    2. The Pevsner project is of special interest to the compara-tive lawyer who works to draw French law out of its hexag-onal setting; it is of interest too for legal translators who seek to transpose French legal writing out of its habitual language of expression. This paper offers a translation of a scholarly description of the patr imony in French law wri t ten by Charles Aubry (1803-1882) and Frdric-Charles Rau (1803-1877) as a means of presenting one of the great texts of nine-teenth century French legal literature to a new audience. It proceeds on three assumptions about legal translation as a means of giving voice to some of the supposed Frenchness of French law. First, some of the substantive genius of French property law is trapped in this familiar text, and, until it is translated, that part of France's legal heritage will be lost on some of those from outside trying to look in. Second, that part of the formal genius of French lawits style, its aestheticis also trapped in texts such as Aubry and Rau on the patri-mony, and this formal dimension bears some of French law's cultural and even normative colour. Lastly, that these formal and substantive messages can be drawn out of French and then casttransposed, translatedinto English, a language sufficiently elastic to convey the essential aspects of this Frenchness of French law, notwithstanding the associations of English with Anglo-American law and that language's apparent distance from French legal ideas. 3. Translation studiesa burgeoning, humanities-based discipline taught in stray corners of comparative literature and linguistics departmentsprovides an increasingly helpful theoretical framework for those who endeavour to measure the relationship between law and culture through language and comparison.3 While legal translators' eyes and

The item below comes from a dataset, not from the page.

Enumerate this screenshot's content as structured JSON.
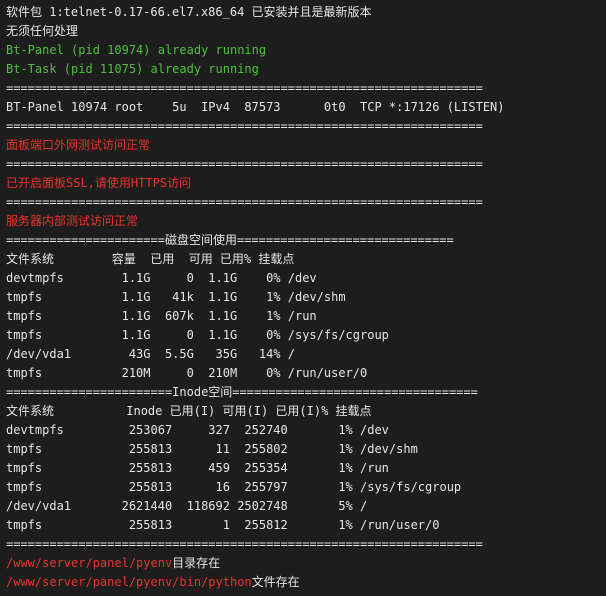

    2. For a recent study of representations of justice and enactment in the law and the visual arts, see Nycole PAQUIN, "Regards complmentaires", in N. PAQUIN (d.), Les signes de la justice et de la loi dans les arts, Ste-Foy, P.U.L., 2008, p. 7.

    3. See Pierre LEGRAND, "Issues in the Translatability of Law", in Sandra BERMAN and Michael WOODS (eds.), Nation, Language and the Ethics of Translation, Princeton, N.J., Princeton U. P., 2005, p. 30.

  • 456 Revue gnrale de droit (2008) 38 R.G.D. 453-493

    ears are more generally trained on legislation and cases, the exercise of translating scholarship may in fact be more useful in eking out what makes French law different. Doctrine, at least as its status amongst the sources of law is understood doctrinally in France, is a secondary "authority" to be sure. The question of their formal role in law-in-the-making aside, texts of French scholarship are read as a rite of passage in the education of a French jurist , and the cultural setting for French law cannot be understood without some kind of encounter with the influential work of French law's first-class citizens, often described generically as "the author". These great texts can, as in the case of the work of Jean-Etienne-Marie Portalis, embody the stylistic model that shapes how the French understand how law should ideally sound.4 Else-where, the substantive contribution to the law made by scholarsFranois Gny's "free scientific research" is an example5is as important as enactment in